To do: Without skipping a line, reproduce the entries exactly.

Record set:
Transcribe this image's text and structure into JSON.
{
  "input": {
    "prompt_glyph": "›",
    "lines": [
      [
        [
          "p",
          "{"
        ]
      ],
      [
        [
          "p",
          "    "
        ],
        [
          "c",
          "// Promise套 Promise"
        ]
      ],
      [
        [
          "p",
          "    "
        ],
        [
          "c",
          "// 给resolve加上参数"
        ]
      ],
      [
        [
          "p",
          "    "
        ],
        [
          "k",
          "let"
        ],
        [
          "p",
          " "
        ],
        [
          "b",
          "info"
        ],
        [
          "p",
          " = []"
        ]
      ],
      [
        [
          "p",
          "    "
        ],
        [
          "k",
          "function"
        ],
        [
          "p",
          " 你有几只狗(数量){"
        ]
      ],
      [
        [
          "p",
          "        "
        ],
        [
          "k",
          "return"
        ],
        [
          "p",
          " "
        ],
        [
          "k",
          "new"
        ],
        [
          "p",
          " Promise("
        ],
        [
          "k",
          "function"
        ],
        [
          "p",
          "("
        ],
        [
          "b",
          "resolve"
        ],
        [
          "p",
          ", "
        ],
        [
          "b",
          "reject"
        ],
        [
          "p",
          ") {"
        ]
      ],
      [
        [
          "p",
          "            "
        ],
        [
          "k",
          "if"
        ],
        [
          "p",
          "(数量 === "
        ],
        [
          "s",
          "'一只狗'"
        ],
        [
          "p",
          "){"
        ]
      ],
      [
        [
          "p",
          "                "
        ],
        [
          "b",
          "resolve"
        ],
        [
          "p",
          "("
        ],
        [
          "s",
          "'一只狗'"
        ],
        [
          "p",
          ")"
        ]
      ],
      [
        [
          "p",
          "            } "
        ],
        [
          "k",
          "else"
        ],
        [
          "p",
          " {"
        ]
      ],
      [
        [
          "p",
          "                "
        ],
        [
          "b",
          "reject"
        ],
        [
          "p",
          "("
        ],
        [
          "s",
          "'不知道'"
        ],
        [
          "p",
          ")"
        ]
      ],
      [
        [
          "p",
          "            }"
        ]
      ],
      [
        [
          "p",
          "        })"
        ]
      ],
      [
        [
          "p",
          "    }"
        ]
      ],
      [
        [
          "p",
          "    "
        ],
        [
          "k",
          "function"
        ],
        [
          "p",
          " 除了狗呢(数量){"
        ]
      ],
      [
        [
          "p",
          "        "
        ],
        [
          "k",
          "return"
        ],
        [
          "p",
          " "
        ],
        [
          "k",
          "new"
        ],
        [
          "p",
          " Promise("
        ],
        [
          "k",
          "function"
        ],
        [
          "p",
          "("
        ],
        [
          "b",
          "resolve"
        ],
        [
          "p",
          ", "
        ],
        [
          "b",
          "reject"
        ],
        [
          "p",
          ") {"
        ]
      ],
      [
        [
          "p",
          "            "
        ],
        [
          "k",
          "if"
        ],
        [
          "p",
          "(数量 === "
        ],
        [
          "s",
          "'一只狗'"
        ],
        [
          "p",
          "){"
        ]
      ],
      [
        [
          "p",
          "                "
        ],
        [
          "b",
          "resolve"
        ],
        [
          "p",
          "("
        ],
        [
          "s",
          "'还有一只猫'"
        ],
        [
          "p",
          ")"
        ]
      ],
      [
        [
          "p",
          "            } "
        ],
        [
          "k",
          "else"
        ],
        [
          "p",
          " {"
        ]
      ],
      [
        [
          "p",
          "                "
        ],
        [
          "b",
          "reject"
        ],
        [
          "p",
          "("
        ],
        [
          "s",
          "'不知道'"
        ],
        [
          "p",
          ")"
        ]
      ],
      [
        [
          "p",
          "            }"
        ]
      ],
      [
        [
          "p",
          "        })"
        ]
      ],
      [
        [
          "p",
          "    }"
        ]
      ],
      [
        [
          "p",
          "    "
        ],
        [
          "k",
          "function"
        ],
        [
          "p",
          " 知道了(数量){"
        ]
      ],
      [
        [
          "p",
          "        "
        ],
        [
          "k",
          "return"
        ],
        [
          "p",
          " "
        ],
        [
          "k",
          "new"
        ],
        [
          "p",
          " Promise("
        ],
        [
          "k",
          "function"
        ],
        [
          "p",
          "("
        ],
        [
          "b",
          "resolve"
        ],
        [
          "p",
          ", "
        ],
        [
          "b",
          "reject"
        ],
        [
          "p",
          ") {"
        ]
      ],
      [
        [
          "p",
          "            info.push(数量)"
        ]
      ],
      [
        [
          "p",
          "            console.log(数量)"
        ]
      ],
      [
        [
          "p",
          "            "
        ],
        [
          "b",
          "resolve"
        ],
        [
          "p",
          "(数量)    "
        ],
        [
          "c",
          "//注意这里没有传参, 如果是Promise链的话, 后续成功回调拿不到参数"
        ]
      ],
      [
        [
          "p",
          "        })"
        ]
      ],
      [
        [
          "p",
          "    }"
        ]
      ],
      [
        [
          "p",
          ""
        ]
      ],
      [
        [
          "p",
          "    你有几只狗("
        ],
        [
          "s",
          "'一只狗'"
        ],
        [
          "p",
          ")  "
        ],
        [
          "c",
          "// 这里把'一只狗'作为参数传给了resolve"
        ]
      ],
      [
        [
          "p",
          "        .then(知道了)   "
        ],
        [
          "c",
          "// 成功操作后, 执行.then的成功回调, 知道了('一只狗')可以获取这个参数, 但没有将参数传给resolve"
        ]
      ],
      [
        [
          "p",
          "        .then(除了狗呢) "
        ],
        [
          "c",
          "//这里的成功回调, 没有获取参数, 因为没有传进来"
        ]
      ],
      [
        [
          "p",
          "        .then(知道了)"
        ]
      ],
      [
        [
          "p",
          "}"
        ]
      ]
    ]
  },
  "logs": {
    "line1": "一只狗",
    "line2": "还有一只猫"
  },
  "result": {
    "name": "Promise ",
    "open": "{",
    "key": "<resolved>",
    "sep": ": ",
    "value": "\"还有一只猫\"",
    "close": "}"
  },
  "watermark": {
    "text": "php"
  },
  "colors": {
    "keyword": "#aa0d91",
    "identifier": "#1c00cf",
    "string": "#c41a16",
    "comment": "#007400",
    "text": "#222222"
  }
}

Solution for this exercise:
Transcribe this image's text and structure into JSON.
{
  "input": {
    "prompt_glyph": "›",
    "lines": [
      [
        [
          "p",
          "{"
        ]
      ],
      [
        [
          "p",
          "    "
        ],
        [
          "c",
          "// Promise套 Promise"
        ]
      ],
      [
        [
          "p",
          "    "
        ],
        [
          "c",
          "// 给resolve加上参数"
        ]
      ],
      [
        [
          "p",
          "    "
        ],
        [
          "k",
          "let"
        ],
        [
          "p",
          " "
        ],
        [
          "b",
          "info"
        ],
        [
          "p",
          " = []"
        ]
      ],
      [
        [
          "p",
          "    "
        ],
        [
          "k",
          "function"
        ],
        [
          "p",
          " 你有几只狗(数量){"
        ]
      ],
      [
        [
          "p",
          "        "
        ],
        [
          "k",
          "return"
        ],
        [
          "p",
          " "
        ],
        [
          "k",
          "new"
        ],
        [
          "p",
          " Promise("
        ],
        [
          "k",
          "function"
        ],
        [
          "p",
          "("
        ],
        [
          "b",
          "resolve"
        ],
        [
          "p",
          ", "
        ],
        [
          "b",
          "reject"
        ],
        [
          "p",
          ") {"
        ]
      ],
      [
        [
          "p",
          "            "
        ],
        [
          "k",
          "if"
        ],
        [
          "p",
          "(数量 === "
        ],
        [
          "s",
          "'一只狗'"
        ],
        [
          "p",
          "){"
        ]
      ],
      [
        [
          "p",
          "                "
        ],
        [
          "b",
          "resolve"
        ],
        [
          "p",
          "("
        ],
        [
          "s",
          "'一只狗'"
        ],
        [
          "p",
          ")"
        ]
      ],
      [
        [
          "p",
          "            } "
        ],
        [
          "k",
          "else"
        ],
        [
          "p",
          " {"
        ]
      ],
      [
        [
          "p",
          "                "
        ],
        [
          "b",
          "reject"
        ],
        [
          "p",
          "("
        ],
        [
          "s",
          "'不知道'"
        ],
        [
          "p",
          ")"
        ]
      ],
      [
        [
          "p",
          "            }"
        ]
      ],
      [
        [
          "p",
          "        })"
        ]
      ],
      [
        [
          "p",
          "    }"
        ]
      ],
      [
        [
          "p",
          "    "
        ],
        [
          "k",
          "function"
        ],
        [
          "p",
          " 除了狗呢(数量){"
        ]
      ],
      [
        [
          "p",
          "        "
        ],
        [
          "k",
          "return"
        ],
        [
          "p",
          " "
        ],
        [
          "k",
          "new"
        ],
        [
          "p",
          " Promise("
        ],
        [
          "k",
          "function"
        ],
        [
          "p",
          "("
        ],
        [
          "b",
          "resolve"
        ],
        [
          "p",
          ", "
        ],
        [
          "b",
          "reject"
        ],
        [
          "p",
          ") {"
        ]
      ],
      [
        [
          "p",
          "            "
        ],
        [
          "k",
          "if"
        ],
        [
          "p",
          "(数量 === "
        ],
        [
          "s",
          "'一只狗'"
        ],
        [
          "p",
          "){"
        ]
      ],
      [
        [
          "p",
          "                "
        ],
        [
          "b",
          "resolve"
        ],
        [
          "p",
          "("
        ],
        [
          "s",
          "'还有一只猫'"
        ],
        [
          "p",
          ")"
        ]
      ],
      [
        [
          "p",
          "            } "
        ],
        [
          "k",
          "else"
        ],
        [
          "p",
          " {"
        ]
      ],
      [
        [
          "p",
          "                "
        ],
        [
          "b",
          "reject"
        ],
        [
          "p",
          "("
        ],
        [
          "s",
          "'不知道'"
        ],
        [
          "p",
          ")"
        ]
      ],
      [
        [
          "p",
          "            }"
        ]
      ],
      [
        [
          "p",
          "        })"
        ]
      ],
      [
        [
          "p",
          "    }"
        ]
      ],
      [
        [
          "p",
          "    "
        ],
        [
          "k",
          "function"
        ],
        [
          "p",
          " 知道了(数量){"
        ]
      ],
      [
        [
          "p",
          "        "
        ],
        [
          "k",
          "return"
        ],
        [
          "p",
          " "
        ],
        [
          "k",
          "new"
        ],
        [
          "p",
          " Promise("
        ],
        [
          "k",
          "function"
        ],
        [
          "p",
          "("
        ],
        [
          "b",
          "resolve"
        ],
        [
          "p",
          ", "
        ],
        [
          "b",
          "reject"
        ],
        [
          "p",
          ") {"
        ]
      ],
      [
        [
          "p",
          "            info.push(数量)"
        ]
      ],
      [
        [
          "p",
          "            console.log(数量)"
        ]
      ],
      [
        [
          "p",
          "            "
        ],
        [
          "b",
          "resolve"
        ],
        [
          "p",
          "(数量)    "
        ],
        [
          "c",
          "//注意这里没有传参, 如果是Promise链的话, 后续成功回调拿不到参数"
        ]
      ],
      [
        [
          "p",
          "        })"
        ]
      ],
      [
        [
          "p",
          "    }"
        ]
      ],
      [
        [
          "p",
          ""
        ]
      ],
      [
        [
          "p",
          "    你有几只狗("
        ],
        [
          "s",
          "'一只狗'"
        ],
        [
          "p",
          ")  "
        ],
        [
          "c",
          "// 这里把'一只狗'作为参数传给了resolve"
        ]
      ],
      [
        [
          "p",
          "        .then(知道了)   "
        ],
        [
          "c",
          "// 成功操作后, 执行.then的成功回调, 知道了('一只狗')可以获取这个参数, 但没有将参数传给resolve"
        ]
      ],
      [
        [
          "p",
          "        .then(除了狗呢) "
        ],
        [
          "c",
          "//这里的成功回调, 没有获取参数, 因为没有传进来"
        ]
      ],
      [
        [
          "p",
          "        .then(知道了)"
        ]
      ],
      [
        [
          "p",
          "}"
        ]
      ]
    ]
  },
  "logs": {
    "line1": "一只狗",
    "line2": "还有一只猫"
  },
  "result": {
    "name": "Promise ",
    "open": "{",
    "key": "<resolved>",
    "sep": ": ",
    "value": "\"还有一只猫\"",
    "close": "}"
  },
  "watermark": {
    "text": "php"
  },
  "colors": {
    "keyword": "#aa0d91",
    "identifier": "#1c00cf",
    "string": "#c41a16",
    "comment": "#007400",
    "text": "#222222"
  }
}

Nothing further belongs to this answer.